## DESCRIPTION OF THE TASK
Lines with "main" in the entries below: count them and reply with the number alone.

## Web page and app entries
━━━━━━━━
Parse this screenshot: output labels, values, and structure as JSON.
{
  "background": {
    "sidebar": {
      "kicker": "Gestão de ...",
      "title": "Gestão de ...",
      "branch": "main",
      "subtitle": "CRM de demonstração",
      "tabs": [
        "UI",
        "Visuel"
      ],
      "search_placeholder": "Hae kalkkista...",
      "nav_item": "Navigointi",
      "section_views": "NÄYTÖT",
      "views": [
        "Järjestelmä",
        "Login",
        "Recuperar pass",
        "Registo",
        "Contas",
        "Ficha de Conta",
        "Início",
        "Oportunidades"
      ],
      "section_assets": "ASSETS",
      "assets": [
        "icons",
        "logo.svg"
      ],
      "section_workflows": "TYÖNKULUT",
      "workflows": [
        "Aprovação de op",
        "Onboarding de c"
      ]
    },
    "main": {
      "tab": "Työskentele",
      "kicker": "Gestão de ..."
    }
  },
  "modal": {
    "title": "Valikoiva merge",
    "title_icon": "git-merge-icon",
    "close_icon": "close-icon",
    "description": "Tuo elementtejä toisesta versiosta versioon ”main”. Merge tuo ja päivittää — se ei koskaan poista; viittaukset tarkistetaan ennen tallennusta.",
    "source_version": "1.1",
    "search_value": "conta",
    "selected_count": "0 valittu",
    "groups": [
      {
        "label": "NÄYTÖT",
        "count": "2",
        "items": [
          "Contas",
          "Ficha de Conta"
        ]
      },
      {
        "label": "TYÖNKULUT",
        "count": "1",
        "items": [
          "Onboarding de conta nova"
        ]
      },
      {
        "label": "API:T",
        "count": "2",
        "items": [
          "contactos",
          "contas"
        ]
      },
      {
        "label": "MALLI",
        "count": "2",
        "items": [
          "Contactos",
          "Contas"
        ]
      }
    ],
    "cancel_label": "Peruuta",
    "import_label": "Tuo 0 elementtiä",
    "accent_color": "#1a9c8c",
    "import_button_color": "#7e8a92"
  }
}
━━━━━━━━
## EXERCISE RESULT
3